Airing Out the Facts on Your Air Conditioner
Tips to help you keep costs low and air quality high.
Tips to help you keep costs low and
air quality high
by Larry Cavalier
The temperature outside is rising. It's time to raise your air conditioner IQ with some helpful, cost-saving tips.
1. Change your air filter regularly. When your air filter is too dirty, airflow in your home may be reduced. During warmer months, a dirty filter means that not as much cool air can circulate. And if your A/C system doesn't have adequate airflow, condensation can build up inside the system and start to freeze the inner coils. In the short term, this stresses the system and in the long term, it may lead to a costly repair.
To keep optimal airflow, change your air filter at least every three months during the cooling season. If you run the furnace fan constantly, consider replacing the filter monthly.
2. Check the dehumidifier drain. Your air conditioner acts as a dehumidifier, drawing moisture from the air to help cool it. Once pulled from the air, that moisture has to go somewhere.
Your dehumidifier drain line channels excess water into a floor drain or a pan. The plastic hose can accumulate debris, so it's important to check occasionally to make sure it's draining properly. To check for clogs, gently pull the hose off the side of your furnace. Use a long-handled cleaning brush to sweep out the tube. You can also disconnect the hose completely, and flush it clean using your garden hose.
3. Give your condenser some TLC. That big unit on the side of the house is your A/C condenser, the powerhouse behind the whole cooling system.

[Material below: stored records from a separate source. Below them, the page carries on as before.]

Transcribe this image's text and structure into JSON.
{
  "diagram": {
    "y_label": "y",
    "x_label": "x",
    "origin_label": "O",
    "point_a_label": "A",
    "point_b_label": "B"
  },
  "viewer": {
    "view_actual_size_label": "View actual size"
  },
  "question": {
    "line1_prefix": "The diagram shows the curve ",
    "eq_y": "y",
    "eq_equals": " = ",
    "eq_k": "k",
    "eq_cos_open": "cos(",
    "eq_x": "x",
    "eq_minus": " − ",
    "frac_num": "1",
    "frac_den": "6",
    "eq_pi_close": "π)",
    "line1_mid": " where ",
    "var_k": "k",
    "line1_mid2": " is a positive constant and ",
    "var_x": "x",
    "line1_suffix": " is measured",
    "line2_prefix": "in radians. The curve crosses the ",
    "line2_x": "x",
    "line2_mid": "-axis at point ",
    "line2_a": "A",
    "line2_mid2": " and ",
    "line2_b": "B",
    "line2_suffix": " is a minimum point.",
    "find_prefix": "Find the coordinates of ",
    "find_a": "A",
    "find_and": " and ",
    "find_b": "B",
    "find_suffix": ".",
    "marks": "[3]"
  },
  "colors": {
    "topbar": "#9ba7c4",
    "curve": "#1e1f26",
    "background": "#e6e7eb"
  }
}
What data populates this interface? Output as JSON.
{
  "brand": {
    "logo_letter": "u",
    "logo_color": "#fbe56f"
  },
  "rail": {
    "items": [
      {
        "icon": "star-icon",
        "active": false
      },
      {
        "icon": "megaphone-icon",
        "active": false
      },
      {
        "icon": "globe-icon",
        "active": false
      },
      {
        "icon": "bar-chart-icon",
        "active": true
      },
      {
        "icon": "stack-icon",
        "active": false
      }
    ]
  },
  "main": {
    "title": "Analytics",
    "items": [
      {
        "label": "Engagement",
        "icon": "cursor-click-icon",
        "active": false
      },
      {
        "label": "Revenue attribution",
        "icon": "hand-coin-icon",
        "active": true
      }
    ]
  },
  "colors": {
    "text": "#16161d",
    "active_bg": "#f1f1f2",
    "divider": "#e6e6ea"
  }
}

The condenser fan pulls air from the outside to keep the working parts cool. Over time, dirt and debris collect on the outside cooling fins, which can cut down on the system's efficiency.
To clean your condenser fan, shut down the system first, then spray the outside of the unit with a garden hose. Still dirty? Call in a pro to give the system a more detailed cleaning.
Your condenser also needs room to work properly. Leave some space on all sides to encourage good airflow. Plant bushes at least a few feet away.
4. Maintain ducts and vents. Dust and debris can accumulate in your ductwork, reducing airflow. Every three or four years, hire a professional to give your ducts and vents a thorough cleaning. Home improvement projects can create a lot of dust in your home, so your ductwork will likely need to be cleaned once the project is complete. If dust remains after a home improvement project, add an air purifier to the remodeled room like the Filtrete™ Air Purifier available from 3M.
If you move into a new place and don't know when the ducts and vents were last cleaned, hire a pro.
5. Find your thermostat's sweet spot. Set the temperature too low, and you'll face a hefty energy bill at the end of the summer. Set it too high, and you won't be comfortable. Try your thermostat at 78°F to start, and lower it if you need to.
6. Turn on ceiling fans. If you have ceiling fans, keep them on during the cooling season. They help cool the air and distribute it evenly. With the ceiling fans doing part of the work, you may be able to raise the A/C thermostat a couple of degrees — and save some money.
7. Curtain southern-facing windows. If you have windows on the south side of your home, close the curtains or blinds during the day. This prevents hot sun from beating through the window, which can raise the indoor temperature significantly.
8. Run big appliances in the evening. Your dishwasher, oven and clothes dryer generate a lot of heat. If you use them during the day, your A/C system has to work harder to cool the air. If you can, run large appliances in the evening when the outdoor temperature drops.
9. Use bath & kitchen fans sparingly. Designed to draw moisture and odors out of your home, these fans also draw out cooled air in the summer. Run them only when necessary, to avoid losing too much conditioned air and energy.
Have a great summer and stay cool!